Local group Move America Forward supports the troops—and the War on Terror
Clad in an American flag-print tank top, a red leather jacket and gem-studded jeans, patriotic singer Diana Nagy kicked off Move America Forward’s 40-city Honoring our Heroes at the Holidays Tour with an inspired rendition of “The Star-Spangled Banner.”
The crowd of about 200 people waved their plastic replicas of that banner high in the air as young uniformed Marines stood in line stoically watching the performance at William Land Park on November 13.
“We thank our troops and we thank our veterans,” Nagy said, eliciting cheers and applause. The tour’s official musician, Nagy said she got a call from MAF after they heard her sing “Where Freedom Flies,” a song written by her mother, who couldn’t sleep one night after seeing a newscast of protesters burning the American flag.
“These words just came to her,” Nagy said. “We knew that the world needed to hear this.”
Sacramento-based MAF is committed to supporting U.S. troops in Afghanistan and Iraq and is touring to collect 100,000 holiday greeting cards that will be delivered to the troops overseas at the end of this year.

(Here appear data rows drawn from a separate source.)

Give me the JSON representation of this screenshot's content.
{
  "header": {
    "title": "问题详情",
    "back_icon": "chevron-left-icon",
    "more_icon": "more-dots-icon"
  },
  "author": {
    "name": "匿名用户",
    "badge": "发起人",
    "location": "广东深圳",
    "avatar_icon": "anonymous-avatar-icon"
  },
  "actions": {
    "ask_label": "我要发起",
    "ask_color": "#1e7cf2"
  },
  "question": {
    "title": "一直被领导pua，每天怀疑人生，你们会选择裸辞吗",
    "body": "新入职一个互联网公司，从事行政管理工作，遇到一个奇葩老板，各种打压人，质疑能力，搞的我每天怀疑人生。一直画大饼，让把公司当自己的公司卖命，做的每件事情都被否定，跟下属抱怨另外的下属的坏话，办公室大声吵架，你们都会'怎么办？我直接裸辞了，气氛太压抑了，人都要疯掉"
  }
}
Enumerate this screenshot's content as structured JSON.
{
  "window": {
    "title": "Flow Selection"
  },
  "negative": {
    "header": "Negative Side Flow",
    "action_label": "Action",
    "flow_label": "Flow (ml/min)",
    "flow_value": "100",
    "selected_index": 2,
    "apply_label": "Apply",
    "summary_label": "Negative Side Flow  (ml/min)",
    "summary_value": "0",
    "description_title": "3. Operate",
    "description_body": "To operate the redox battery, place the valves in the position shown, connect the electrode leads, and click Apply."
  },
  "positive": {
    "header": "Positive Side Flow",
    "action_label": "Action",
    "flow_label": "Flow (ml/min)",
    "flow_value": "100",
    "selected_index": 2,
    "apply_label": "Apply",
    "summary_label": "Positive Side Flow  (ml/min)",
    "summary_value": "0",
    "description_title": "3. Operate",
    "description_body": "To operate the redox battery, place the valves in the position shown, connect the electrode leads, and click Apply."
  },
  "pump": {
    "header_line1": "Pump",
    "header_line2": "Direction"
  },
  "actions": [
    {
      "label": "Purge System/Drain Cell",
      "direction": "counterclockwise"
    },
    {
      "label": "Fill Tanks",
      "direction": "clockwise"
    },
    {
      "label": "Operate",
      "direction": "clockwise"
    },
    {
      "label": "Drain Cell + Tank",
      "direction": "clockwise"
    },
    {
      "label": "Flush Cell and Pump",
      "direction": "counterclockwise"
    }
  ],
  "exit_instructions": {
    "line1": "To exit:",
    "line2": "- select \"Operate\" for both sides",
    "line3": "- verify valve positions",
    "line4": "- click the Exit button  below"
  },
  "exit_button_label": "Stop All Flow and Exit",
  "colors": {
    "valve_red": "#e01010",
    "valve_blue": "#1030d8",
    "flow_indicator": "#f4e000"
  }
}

“We’re doing cards and packages to send over to the troops for Christmas,” said MAF organizer Deborah Johns, a Blue Star Mom whose son has served three tours of duty in Iraq.
Yellow ribbons were plastered on the cars in the parking lot outside of Fairy Tale Town in William Land Park, where volunteer Bill McNab directed traffic with a “Pro-Troop Rally” sign and large American flag by his side. McNab, a Korean War veteran who said he was lucky to survive the conflict, said he is proud of the troops’ efforts in Iraq and Afghanistan.
“When you go to war, you go to win,” McNab said. “It’s like playing football. You don’t send your second string in; you send the best team you got. I mean, I played football, so I know.”
Festooned with red, white and blue balloons and those waving plastic American flags, the event was reminiscent of a Fourth of July celebration. Freedom was the frequent theme of the event’s speakers.
“We recognize that the cost of our freedom is not free,” Debbie Lee, a Gold Star Mom who lost her son in Iraq, told the crowd. “It is with great respect and deep understanding that I speak to you today to honor each and every veteran that has served or is serving our great country. I understand and appreciate all who have given so much for me that I can enjoy my daily freedoms.”
Several tables were set up with holiday cards waiting to be signed. Linda Bruzzone of Vacaville, who has a son-in-law in the military, said she was excited about the Christmas-card project because it’s an easy way to show support for the troops.
“I feel that there is nothing more important than to get a word from home and a sound of support from home to show that we care about them and that they are not forgotten,” Bruzzone said.
Sacramento veteran Douglas Buck, who came to the event after hearing about it on talk radio, is ready for the Iraq debacle to end.
“Our politicians, both sides, have got to get off their butts and get in there and get this thing done,” Buck said. “In World War II we didn’t have that problem, we had people who got in there and fought for it and got it over with. This is a different kind of war. You can’t just go in and blow everyone up, but you ought to. Just get it over with.”
Some, like Linda Turner of Sacramento, think U.S. troops are making progress in Iraq and Afghanistan, but the media fail to report on any positive aspects.
“I think we should support our troops, they’re doing a wonderful job and unfortunately the media doesn’t seem to care,” Turner said.
She also believes it would be a mistake to give up on the war effort now.
“I think it would be a terrible idea to leave. The Muslims, they would see this as if they had defeated us and they would push on forward. It would be a sign of weakness by the United States,” Turner said.
According to William Mayer, editor and publisher of the right-leaning Web site www.pipelinenews.org, this type of support is necessary to buoy the morale of U.S. troops, especially in light of what he called “anti-military” media reports.
“I think we’re winning,” Mayer said. “It’s a war that we have to win.”